** Exercise input follows **
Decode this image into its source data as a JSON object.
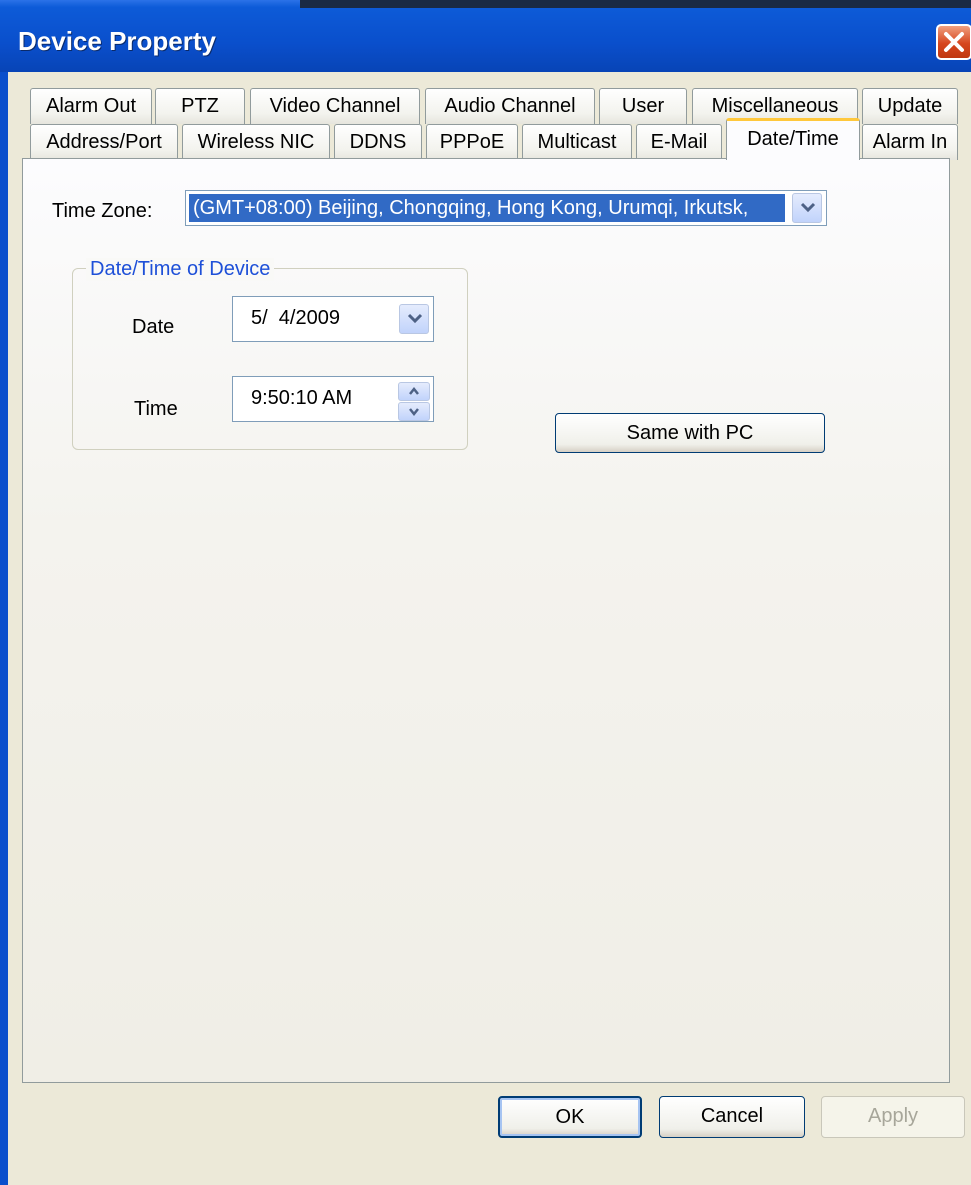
{
  "window": {
    "title": "Device Property"
  },
  "tabs_row1": [
    "Alarm Out",
    "PTZ",
    "Video Channel",
    "Audio Channel",
    "User",
    "Miscellaneous",
    "Update"
  ],
  "tabs_row2": [
    "Address/Port",
    "Wireless NIC",
    "DDNS",
    "PPPoE",
    "Multicast",
    "E-Mail",
    "Date/Time",
    "Alarm In"
  ],
  "selected_tab": "Date/Time",
  "time_zone": {
    "label": "Time Zone:",
    "value": "(GMT+08:00) Beijing, Chongqing, Hong Kong, Urumqi, Irkutsk,"
  },
  "group": {
    "title": "Date/Time of Device",
    "date_label": "Date",
    "date_value": "5/  4/2009",
    "time_label": "Time",
    "time_value": "9:50:10 AM"
  },
  "same_with_pc_label": "Same with PC",
  "footer": {
    "ok_label": "OK",
    "cancel_label": "Cancel",
    "apply_label": "Apply"
  },
  "colors": {
    "titlebar": "#0a4fcc",
    "selection": "#316ac5",
    "group_title": "#1e50d8",
    "selected_tab_accent": "#ffc83c"
  }
}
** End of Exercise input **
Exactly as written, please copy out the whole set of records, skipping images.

Decode this image into its source data as a JSON object.
{
  "window": {
    "title": "Device Property"
  },
  "tabs_row1": [
    "Alarm Out",
    "PTZ",
    "Video Channel",
    "Audio Channel",
    "User",
    "Miscellaneous",
    "Update"
  ],
  "tabs_row2": [
    "Address/Port",
    "Wireless NIC",
    "DDNS",
    "PPPoE",
    "Multicast",
    "E-Mail",
    "Date/Time",
    "Alarm In"
  ],
  "selected_tab": "Date/Time",
  "time_zone": {
    "label": "Time Zone:",
    "value": "(GMT+08:00) Beijing, Chongqing, Hong Kong, Urumqi, Irkutsk,"
  },
  "group": {
    "title": "Date/Time of Device",
    "date_label": "Date",
    "date_value": "5/  4/2009",
    "time_label": "Time",
    "time_value": "9:50:10 AM"
  },
  "same_with_pc_label": "Same with PC",
  "footer": {
    "ok_label": "OK",
    "cancel_label": "Cancel",
    "apply_label": "Apply"
  },
  "colors": {
    "titlebar": "#0a4fcc",
    "selection": "#316ac5",
    "group_title": "#1e50d8",
    "selected_tab_accent": "#ffc83c"
  }
}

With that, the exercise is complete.